The homeless typically have high incidences of drug and alcohol abuse, as well as poor nutrition and hygiene, and these risk factors all work together to make them very susceptible to infectious diseases.

Already antibiotic-resistant strains of TB are gaining strength in these communities, and if strong measures aren’t taken now, all of humanity may soon suffer.

I have been ringing the alarm bell about this threat for years at city council meetings, but Fredericksburg, Va’s leaders aren’t ready to hear the truth. It’s easy for them to call me insane and get multiple restraining orders, but I think they’ll find it far more difficult to thwart this looming public health crisis.

Our government should immediately increase the budgets of hard-pressed animal control departments and task them with tranquilizing and examining all homeless individuals at least once a year. As a proactive measure they may even want to lace the knock-out darts with common vaccines just to make sure all of their shots are up to date.
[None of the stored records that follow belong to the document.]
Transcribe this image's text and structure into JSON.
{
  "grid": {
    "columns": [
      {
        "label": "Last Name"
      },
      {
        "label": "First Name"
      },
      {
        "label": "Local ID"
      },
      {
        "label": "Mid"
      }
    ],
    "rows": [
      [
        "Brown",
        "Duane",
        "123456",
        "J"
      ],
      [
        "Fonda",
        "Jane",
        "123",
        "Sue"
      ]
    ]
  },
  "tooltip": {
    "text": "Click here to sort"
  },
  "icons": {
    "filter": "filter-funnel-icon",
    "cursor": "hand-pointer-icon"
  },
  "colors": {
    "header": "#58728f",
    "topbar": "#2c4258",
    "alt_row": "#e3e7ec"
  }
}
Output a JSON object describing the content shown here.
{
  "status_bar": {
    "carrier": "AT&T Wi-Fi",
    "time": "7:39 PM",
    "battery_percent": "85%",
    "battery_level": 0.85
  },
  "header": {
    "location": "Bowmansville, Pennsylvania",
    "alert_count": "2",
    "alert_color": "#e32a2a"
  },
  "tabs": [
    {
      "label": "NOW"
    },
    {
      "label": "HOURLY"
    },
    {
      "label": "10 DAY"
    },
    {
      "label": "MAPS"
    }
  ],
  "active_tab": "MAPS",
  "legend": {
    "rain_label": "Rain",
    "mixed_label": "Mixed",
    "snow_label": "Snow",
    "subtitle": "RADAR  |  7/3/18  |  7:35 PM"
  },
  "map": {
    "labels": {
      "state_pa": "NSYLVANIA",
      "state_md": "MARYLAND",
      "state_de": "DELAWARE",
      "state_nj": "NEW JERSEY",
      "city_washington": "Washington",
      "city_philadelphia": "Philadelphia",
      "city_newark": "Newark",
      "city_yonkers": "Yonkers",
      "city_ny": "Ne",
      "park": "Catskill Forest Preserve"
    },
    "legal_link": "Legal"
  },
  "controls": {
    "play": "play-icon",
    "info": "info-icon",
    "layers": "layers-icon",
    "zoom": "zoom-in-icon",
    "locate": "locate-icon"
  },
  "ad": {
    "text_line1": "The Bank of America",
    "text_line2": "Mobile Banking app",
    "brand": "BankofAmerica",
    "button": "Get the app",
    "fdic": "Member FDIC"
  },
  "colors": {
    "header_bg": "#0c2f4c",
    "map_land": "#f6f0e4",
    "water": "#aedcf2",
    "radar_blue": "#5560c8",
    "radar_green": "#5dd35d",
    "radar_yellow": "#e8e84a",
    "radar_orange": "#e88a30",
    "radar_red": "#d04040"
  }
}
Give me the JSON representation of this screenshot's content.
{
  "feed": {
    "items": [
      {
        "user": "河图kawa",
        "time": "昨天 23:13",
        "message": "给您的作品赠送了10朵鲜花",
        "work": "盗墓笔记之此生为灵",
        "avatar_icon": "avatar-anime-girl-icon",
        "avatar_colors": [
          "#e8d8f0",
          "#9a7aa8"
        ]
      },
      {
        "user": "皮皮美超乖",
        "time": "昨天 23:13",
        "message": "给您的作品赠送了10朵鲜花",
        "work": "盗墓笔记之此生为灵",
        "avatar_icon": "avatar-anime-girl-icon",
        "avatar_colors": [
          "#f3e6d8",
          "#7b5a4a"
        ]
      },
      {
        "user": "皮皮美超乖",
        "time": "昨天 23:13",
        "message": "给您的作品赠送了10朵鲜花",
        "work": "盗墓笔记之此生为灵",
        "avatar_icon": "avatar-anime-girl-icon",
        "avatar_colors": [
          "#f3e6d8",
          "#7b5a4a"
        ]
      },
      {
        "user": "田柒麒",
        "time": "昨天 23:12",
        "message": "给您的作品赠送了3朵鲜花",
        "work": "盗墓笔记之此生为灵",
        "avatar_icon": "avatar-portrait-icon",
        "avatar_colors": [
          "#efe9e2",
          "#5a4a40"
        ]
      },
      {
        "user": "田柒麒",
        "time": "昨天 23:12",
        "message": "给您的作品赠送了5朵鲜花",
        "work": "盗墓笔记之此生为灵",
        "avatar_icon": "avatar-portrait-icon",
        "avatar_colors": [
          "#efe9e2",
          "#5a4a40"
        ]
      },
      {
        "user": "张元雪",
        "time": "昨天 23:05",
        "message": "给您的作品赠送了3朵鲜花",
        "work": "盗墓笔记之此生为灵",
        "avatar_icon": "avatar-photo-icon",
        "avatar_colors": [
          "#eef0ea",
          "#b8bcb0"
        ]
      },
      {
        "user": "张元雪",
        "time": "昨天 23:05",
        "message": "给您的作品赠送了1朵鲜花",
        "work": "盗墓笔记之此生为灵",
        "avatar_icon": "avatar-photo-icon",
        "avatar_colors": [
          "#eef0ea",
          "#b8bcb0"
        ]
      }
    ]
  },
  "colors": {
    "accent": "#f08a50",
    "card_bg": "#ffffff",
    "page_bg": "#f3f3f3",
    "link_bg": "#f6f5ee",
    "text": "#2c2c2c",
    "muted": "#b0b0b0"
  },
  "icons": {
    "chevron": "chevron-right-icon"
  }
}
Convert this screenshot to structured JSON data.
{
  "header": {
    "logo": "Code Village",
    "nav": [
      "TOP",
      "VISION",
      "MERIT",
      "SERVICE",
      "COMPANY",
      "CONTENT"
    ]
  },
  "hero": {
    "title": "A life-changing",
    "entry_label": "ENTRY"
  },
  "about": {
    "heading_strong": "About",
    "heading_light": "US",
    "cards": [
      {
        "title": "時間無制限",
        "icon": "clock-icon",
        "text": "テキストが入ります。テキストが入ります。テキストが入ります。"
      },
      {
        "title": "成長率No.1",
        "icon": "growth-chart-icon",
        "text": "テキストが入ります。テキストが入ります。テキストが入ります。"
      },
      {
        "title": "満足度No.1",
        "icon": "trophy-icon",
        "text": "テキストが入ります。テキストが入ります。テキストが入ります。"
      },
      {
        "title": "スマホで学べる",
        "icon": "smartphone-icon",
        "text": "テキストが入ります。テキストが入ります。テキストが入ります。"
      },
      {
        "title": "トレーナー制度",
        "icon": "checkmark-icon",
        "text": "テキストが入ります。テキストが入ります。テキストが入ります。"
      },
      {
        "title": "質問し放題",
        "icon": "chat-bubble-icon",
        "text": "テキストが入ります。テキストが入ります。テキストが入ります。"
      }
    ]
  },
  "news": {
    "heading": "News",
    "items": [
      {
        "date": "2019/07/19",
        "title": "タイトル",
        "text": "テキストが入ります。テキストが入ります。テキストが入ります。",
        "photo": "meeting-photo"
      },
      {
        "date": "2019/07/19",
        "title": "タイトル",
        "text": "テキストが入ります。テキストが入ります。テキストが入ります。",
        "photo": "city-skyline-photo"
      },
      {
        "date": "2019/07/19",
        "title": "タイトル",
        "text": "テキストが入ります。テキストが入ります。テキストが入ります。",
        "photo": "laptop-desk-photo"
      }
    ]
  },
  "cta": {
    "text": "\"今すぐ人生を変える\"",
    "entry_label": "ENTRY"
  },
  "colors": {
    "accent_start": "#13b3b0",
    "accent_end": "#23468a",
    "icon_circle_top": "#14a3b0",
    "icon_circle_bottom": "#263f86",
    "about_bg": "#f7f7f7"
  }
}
For those homeless people found to be carriers of infectious diseases, they should be taken to local shelters and treated. But, we need to be careful. After treatment we have to be sure to release them back into the wild as quickly as possible. Otherwise extended contact with man will render them unable to survive in their native environments.